You might think from the title of today’s screed that I’m going to get into another Dylan rant. Nope. I’m just borrowing a song title from him because it was the first thing that popped into my head when I read something.
I realize that research can be boring but here is the factoid that blew my mind: 40% of Facebook accounts and 20% of Twitter accounts claiming to represent a Fortune 100 brand are unauthorized. That comes out of a research report from the good folks at Nexgate. They analyzed the 32,000 social media accounts associated with the Fortune 100 between July 2013 and June 2014 to compile their State of Social Media Infrastructure, Part 2 report. The findings are disturbing, at least to me, and should be a warning to anyone in business who manages a social media account.
It found that the average firm had 320 accounts on various platforms, but that many were false. How exactly any company, even these very big ones, can keep up with 320 accounts is beyond me although I suppose you could convince me of the need for very granular Twitter accounts, for example, with which to do customer service. 2.29 accounts per firm indicated that they had probably been hijacked, while social spam on accounts grew a staggering 658% since mid-2013. Links to porn, malicious software, and worse are rampant. I suspect that using the excuse that “it wasn’t us; it was an evil person using our good name” isn’t going to cut it.

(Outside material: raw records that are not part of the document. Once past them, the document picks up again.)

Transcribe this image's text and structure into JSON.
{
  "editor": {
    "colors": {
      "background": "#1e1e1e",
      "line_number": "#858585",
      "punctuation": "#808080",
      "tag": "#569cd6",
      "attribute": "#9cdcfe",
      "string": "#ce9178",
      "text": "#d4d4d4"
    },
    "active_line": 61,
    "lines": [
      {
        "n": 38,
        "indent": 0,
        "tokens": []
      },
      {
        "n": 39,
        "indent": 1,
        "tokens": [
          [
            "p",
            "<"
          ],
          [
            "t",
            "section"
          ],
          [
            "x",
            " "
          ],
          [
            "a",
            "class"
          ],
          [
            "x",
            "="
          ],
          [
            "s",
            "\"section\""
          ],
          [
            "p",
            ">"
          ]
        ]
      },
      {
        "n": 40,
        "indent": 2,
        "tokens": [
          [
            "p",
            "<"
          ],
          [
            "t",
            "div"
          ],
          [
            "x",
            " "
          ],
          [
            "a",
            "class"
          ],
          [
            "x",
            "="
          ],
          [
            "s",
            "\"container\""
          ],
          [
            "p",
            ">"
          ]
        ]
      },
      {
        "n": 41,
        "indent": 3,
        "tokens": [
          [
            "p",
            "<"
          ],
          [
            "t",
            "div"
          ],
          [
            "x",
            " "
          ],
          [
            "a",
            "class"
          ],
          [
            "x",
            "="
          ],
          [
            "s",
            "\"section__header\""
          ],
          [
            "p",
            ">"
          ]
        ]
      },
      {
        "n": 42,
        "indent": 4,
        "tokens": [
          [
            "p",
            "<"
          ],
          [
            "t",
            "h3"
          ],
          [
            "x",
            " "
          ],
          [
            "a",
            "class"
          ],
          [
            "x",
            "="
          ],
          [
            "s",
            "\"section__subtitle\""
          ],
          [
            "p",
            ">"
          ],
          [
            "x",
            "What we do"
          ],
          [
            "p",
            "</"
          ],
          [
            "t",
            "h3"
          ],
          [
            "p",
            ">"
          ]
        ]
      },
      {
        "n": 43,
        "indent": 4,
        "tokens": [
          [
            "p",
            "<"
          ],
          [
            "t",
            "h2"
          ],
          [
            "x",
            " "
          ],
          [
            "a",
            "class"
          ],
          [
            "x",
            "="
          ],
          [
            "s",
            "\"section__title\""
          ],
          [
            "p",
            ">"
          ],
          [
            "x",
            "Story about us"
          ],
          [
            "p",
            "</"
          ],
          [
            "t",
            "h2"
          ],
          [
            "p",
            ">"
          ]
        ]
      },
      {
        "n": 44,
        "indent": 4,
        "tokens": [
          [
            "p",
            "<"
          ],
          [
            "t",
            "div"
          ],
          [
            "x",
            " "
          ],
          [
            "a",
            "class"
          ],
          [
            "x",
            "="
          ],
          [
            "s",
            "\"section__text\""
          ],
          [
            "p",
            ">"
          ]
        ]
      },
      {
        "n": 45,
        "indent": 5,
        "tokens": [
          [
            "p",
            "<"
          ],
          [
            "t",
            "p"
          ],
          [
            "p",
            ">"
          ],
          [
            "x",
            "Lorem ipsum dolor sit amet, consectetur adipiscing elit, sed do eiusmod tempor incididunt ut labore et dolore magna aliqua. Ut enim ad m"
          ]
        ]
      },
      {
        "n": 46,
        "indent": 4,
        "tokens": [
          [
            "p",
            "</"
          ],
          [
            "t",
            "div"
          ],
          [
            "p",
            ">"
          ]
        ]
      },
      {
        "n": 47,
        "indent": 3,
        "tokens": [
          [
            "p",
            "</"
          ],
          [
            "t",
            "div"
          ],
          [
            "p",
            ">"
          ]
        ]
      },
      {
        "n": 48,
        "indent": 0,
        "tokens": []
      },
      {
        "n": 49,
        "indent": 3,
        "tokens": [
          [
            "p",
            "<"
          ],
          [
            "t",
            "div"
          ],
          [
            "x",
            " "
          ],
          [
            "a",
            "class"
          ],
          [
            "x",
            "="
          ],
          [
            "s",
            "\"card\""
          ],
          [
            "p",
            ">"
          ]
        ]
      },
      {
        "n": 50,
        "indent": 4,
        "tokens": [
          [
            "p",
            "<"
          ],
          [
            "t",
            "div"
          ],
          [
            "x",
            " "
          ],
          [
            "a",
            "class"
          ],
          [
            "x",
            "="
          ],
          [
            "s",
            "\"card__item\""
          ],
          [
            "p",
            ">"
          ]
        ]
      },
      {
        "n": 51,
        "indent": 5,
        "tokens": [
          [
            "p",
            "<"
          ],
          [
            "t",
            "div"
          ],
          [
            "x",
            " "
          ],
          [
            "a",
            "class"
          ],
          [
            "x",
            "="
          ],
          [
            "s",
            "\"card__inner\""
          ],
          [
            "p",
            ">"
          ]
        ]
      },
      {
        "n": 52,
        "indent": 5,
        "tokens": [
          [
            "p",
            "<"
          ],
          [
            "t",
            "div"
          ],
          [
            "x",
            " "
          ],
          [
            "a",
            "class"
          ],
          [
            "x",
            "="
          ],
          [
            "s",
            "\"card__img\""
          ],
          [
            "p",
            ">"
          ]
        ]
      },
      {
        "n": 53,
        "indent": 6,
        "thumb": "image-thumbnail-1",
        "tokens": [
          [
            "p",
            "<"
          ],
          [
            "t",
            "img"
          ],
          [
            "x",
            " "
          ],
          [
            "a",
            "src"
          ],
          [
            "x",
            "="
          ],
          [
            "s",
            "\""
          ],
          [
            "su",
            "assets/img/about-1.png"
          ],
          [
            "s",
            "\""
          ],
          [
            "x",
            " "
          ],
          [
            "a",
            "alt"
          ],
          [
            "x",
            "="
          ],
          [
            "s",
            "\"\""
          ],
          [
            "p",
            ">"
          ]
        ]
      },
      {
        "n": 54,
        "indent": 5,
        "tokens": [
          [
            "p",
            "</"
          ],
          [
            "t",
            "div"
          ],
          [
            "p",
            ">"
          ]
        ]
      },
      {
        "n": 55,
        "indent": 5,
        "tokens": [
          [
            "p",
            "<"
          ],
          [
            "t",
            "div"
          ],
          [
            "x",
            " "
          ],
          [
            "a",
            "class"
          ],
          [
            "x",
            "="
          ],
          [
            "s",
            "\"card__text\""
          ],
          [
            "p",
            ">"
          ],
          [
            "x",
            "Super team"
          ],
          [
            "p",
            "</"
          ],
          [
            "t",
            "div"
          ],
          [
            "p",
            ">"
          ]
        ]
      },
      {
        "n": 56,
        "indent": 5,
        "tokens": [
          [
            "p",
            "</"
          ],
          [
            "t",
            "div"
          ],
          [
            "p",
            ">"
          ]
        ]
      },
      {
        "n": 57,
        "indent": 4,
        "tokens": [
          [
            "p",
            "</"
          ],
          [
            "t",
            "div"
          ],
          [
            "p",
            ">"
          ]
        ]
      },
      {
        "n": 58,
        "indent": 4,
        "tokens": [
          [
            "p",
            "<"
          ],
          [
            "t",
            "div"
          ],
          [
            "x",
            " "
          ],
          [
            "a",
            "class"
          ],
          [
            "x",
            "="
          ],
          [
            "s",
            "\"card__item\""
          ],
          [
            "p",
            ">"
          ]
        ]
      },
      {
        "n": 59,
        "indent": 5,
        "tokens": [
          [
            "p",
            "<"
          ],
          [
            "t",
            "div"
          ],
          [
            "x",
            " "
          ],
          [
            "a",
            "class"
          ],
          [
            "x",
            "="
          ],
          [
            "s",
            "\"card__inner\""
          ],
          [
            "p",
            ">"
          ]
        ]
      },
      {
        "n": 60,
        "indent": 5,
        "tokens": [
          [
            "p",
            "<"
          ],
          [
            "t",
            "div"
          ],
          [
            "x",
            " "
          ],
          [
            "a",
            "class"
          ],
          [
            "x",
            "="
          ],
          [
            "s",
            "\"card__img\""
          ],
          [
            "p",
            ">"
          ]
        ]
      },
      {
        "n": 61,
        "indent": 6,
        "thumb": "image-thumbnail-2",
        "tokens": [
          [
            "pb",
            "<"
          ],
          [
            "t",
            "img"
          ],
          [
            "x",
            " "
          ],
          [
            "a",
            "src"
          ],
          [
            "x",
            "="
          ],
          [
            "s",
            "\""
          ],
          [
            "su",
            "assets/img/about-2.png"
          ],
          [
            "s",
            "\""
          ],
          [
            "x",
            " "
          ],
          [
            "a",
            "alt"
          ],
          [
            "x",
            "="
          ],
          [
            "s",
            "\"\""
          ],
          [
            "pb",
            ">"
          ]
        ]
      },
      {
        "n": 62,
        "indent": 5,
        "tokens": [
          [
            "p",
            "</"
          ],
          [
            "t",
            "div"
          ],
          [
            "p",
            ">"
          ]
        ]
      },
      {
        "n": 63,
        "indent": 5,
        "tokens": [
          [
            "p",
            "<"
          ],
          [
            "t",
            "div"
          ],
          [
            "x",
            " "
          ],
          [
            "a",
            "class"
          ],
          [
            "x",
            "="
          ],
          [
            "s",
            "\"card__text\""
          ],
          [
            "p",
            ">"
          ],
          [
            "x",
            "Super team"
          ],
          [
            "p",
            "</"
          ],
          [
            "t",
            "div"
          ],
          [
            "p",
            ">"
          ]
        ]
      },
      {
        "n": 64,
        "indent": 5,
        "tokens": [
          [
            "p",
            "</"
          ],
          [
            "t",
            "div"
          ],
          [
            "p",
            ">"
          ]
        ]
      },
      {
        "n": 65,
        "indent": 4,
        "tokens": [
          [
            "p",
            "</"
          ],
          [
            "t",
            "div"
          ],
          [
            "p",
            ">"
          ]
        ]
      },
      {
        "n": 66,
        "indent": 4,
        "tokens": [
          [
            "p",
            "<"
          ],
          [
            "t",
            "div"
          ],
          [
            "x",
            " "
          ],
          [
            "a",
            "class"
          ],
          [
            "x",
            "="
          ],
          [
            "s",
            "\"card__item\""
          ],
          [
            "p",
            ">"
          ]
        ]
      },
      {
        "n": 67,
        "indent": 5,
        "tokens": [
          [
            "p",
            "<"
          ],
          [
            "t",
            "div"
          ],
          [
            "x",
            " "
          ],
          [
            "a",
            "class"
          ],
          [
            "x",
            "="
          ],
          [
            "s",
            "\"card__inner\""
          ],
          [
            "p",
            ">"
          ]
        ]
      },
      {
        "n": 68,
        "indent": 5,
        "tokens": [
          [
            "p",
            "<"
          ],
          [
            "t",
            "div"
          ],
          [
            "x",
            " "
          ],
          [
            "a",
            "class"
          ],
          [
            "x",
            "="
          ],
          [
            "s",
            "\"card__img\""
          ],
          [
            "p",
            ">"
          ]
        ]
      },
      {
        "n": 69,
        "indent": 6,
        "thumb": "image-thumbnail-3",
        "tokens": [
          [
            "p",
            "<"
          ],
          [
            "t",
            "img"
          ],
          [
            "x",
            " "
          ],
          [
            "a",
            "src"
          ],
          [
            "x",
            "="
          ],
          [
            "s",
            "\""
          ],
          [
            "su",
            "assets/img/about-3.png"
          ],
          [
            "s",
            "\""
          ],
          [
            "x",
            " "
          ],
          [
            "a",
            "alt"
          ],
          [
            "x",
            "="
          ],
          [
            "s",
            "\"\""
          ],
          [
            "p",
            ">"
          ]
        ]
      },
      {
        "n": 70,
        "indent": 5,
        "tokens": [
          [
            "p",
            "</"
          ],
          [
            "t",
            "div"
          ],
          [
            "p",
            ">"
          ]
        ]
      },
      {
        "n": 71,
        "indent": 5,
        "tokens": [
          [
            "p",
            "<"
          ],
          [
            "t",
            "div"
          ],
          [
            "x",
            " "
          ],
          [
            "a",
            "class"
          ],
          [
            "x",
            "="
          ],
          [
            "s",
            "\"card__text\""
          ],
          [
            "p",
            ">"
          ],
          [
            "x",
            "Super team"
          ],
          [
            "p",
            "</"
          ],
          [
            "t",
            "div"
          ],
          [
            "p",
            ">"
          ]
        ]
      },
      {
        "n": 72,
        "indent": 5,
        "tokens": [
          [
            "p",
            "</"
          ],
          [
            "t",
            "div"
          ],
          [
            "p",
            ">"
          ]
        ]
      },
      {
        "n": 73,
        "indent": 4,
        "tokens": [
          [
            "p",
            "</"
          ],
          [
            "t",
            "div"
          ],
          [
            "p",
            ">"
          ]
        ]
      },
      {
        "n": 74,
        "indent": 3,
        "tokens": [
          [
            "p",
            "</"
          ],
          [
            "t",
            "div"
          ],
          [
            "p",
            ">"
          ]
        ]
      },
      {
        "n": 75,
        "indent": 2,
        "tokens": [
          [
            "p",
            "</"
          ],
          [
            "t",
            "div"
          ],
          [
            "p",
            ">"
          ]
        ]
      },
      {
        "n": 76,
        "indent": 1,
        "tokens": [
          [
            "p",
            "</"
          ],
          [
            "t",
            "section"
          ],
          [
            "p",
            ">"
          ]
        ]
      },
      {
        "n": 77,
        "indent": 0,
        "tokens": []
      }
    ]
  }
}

Obviously the first thing any smart business should do is to create an inventory of legitimate accounts. From that you find the other accounts and ask that they be taken down. It’s also important not to just “set and forget” what’s going on within the real accounts. People do manage to hack their way in and spammers have figured out ways to hijack threads. In other words part of “listening” is hearing yourself as part of the conversation and taking action when your own voice seems inauthentic.